Each line below that includes the word "post" is to be reported.

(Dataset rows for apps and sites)
------------------------------------------------------------
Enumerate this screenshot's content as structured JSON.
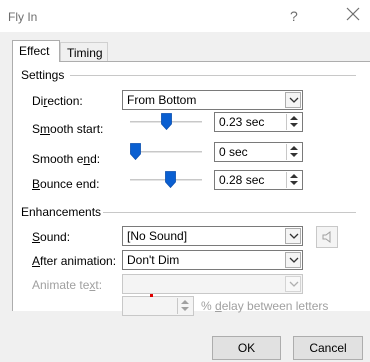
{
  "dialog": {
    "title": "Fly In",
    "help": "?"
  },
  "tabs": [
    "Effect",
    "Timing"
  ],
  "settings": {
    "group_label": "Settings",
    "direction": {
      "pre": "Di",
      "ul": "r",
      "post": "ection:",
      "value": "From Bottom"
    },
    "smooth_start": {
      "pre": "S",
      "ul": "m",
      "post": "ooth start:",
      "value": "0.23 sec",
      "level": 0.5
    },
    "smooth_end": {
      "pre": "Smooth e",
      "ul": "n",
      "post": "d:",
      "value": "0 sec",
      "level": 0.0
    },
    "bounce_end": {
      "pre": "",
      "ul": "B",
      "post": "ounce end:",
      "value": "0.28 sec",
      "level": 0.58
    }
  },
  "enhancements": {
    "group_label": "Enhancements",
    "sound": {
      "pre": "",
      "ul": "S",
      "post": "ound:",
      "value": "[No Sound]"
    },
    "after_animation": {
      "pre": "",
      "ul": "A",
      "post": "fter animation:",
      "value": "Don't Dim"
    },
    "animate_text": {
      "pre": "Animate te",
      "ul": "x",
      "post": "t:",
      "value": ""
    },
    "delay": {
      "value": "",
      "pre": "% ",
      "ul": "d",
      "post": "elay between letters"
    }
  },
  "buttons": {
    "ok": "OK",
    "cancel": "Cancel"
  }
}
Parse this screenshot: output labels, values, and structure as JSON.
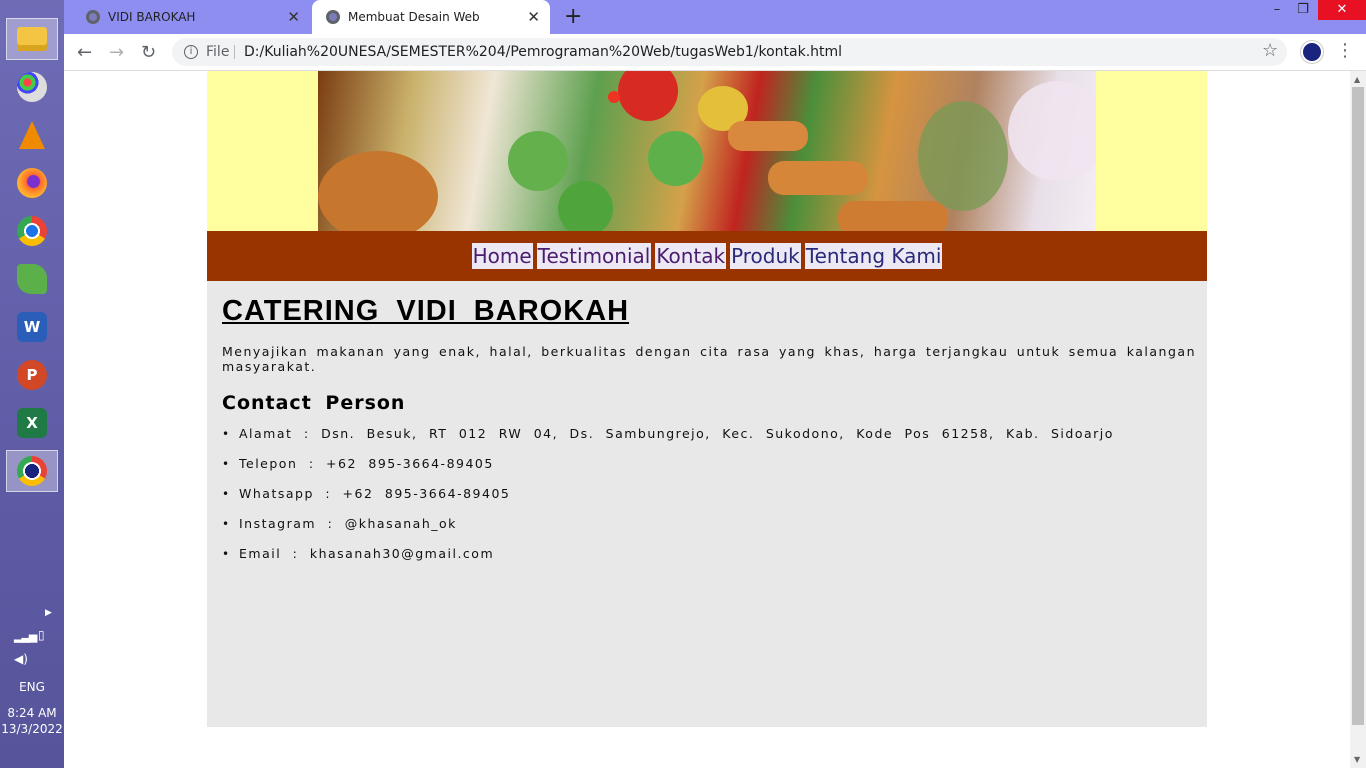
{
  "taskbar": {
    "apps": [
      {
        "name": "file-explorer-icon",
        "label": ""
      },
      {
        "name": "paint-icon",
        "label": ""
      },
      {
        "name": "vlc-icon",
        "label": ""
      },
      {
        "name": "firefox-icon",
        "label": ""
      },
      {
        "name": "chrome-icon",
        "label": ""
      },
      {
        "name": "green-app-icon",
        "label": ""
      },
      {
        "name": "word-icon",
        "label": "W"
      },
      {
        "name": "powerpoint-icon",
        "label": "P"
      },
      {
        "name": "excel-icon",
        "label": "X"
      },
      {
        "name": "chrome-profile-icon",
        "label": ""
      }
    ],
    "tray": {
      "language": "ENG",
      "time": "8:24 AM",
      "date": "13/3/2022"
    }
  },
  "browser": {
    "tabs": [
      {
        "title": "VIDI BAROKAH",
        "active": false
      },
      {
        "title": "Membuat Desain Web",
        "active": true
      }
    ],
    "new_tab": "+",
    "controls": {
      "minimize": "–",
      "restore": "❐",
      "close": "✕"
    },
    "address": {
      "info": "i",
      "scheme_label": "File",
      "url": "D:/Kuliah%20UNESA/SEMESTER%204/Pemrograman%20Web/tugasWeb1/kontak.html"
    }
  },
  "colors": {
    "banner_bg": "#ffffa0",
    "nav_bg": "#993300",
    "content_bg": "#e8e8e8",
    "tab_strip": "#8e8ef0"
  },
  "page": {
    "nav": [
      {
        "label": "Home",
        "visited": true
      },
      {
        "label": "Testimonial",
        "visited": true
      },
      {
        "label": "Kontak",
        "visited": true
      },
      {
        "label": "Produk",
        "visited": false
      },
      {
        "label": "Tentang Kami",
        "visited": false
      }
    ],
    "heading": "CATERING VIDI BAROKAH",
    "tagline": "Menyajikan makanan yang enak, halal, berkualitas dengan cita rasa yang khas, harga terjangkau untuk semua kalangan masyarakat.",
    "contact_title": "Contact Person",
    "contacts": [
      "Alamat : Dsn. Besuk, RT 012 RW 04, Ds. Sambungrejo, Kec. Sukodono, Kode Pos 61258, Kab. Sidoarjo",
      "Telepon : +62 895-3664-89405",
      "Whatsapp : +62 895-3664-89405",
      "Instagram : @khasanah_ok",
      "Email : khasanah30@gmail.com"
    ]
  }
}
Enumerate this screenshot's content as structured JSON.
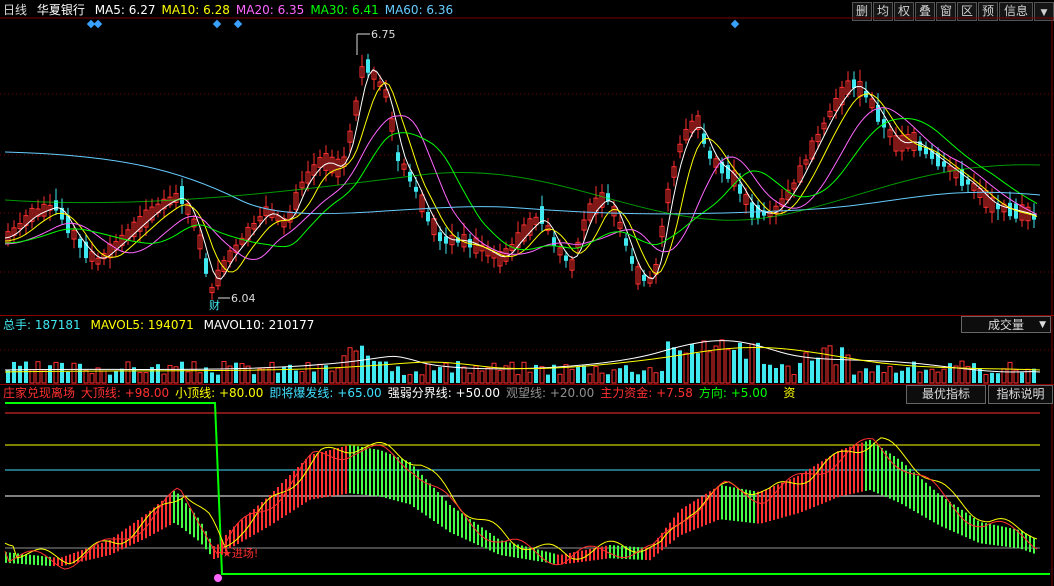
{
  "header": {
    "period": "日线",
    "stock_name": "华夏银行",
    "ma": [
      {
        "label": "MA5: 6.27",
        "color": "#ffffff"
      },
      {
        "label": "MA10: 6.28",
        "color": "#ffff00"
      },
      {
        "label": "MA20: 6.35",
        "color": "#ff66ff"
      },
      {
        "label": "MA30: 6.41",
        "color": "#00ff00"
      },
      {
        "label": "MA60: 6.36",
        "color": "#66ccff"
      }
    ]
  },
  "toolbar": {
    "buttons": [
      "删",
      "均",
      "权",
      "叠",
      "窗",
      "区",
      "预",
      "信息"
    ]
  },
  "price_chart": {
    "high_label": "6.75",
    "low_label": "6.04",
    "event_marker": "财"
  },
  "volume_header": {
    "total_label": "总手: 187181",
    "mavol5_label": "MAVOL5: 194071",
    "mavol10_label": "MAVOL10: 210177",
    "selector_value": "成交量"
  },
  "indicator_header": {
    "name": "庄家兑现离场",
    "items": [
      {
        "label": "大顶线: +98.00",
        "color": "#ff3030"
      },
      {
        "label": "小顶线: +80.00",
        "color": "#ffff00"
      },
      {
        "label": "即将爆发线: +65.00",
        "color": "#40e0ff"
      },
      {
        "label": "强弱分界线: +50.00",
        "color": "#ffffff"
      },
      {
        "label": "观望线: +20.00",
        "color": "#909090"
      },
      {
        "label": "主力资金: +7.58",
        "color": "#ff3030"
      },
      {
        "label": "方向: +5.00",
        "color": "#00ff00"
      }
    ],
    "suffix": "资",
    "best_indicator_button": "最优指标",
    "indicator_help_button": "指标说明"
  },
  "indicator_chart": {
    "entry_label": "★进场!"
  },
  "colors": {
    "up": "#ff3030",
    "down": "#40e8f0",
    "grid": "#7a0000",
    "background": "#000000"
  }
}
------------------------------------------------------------
Reply:
      "post": "ection:",
      "post": "ooth start:",
      "post": "d:",
      "post": "ounce end:",
      "post": "ound:",
      "post": "fter animation:",
      "post": "t:",
      "post": "elay between letters"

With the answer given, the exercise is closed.